→ **About this exercise**
Every line with "Roots" in it should be copied from the data.

App and web page records:
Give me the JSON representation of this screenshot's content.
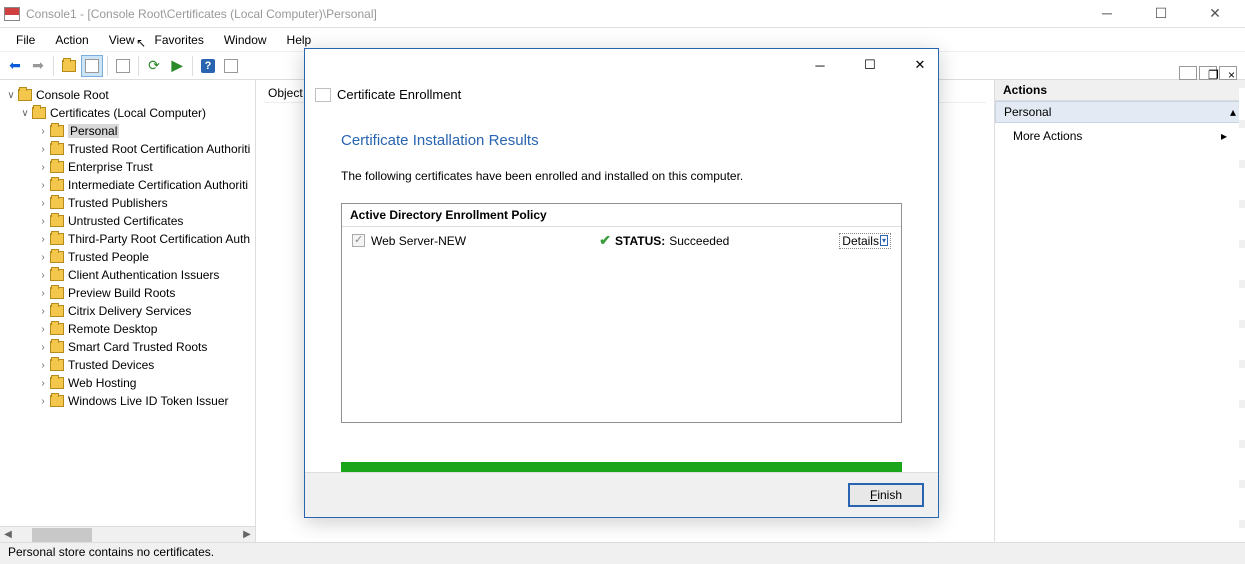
{
  "window": {
    "title": "Console1 - [Console Root\\Certificates (Local Computer)\\Personal]"
  },
  "menu": {
    "file": "File",
    "action": "Action",
    "view": "View",
    "favorites": "Favorites",
    "window": "Window",
    "help": "Help"
  },
  "tree": {
    "root": "Console Root",
    "certs": "Certificates (Local Computer)",
    "items": [
      "Personal",
      "Trusted Root Certification Authoriti",
      "Enterprise Trust",
      "Intermediate Certification Authoriti",
      "Trusted Publishers",
      "Untrusted Certificates",
      "Third-Party Root Certification Auth",
      "Trusted People",
      "Client Authentication Issuers",
      "Preview Build Roots",
      "Citrix Delivery Services",
      "Remote Desktop",
      "Smart Card Trusted Roots",
      "Trusted Devices",
      "Web Hosting",
      "Windows Live ID Token Issuer"
    ]
  },
  "content": {
    "header": "Object"
  },
  "actions": {
    "title": "Actions",
    "group": "Personal",
    "more": "More Actions"
  },
  "dialog": {
    "title": "Certificate Enrollment",
    "heading": "Certificate Installation Results",
    "text": "The following certificates have been enrolled and installed on this computer.",
    "policy_header": "Active Directory Enrollment Policy",
    "cert_name": "Web Server-NEW",
    "status_label": "STATUS:",
    "status_value": "Succeeded",
    "details": "Details",
    "finish": "Finish"
  },
  "statusbar": "Personal store contains no certificates."
}
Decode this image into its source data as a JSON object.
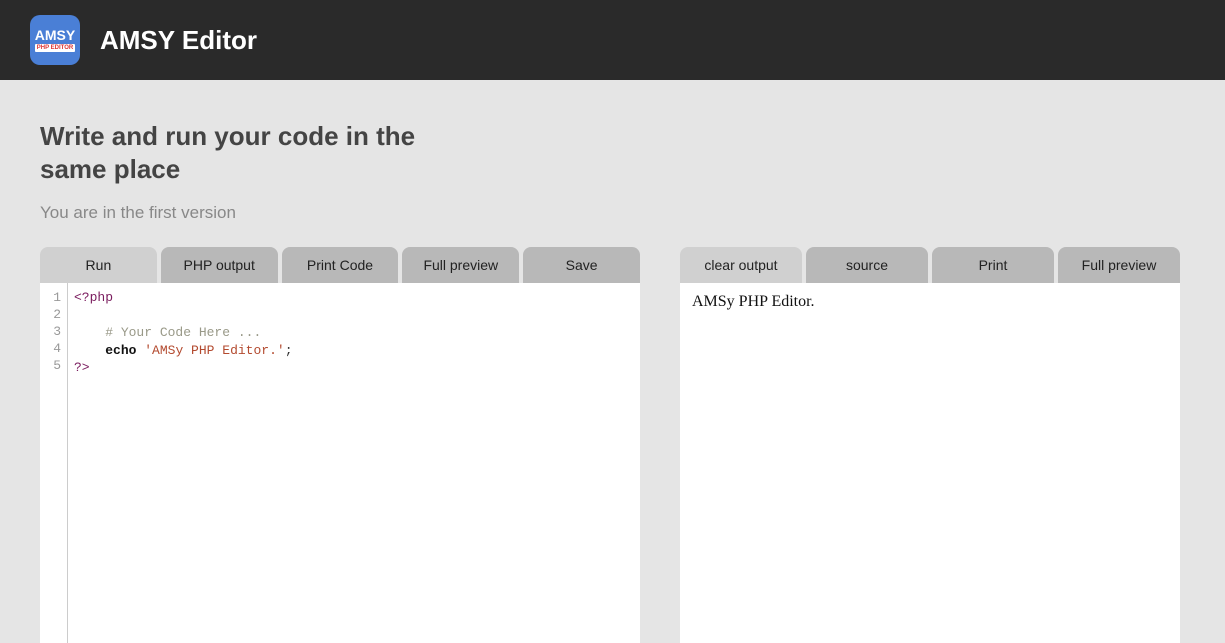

→ **Task result**
      "Preview Build Roots",
      "Smart Card Trusted Roots",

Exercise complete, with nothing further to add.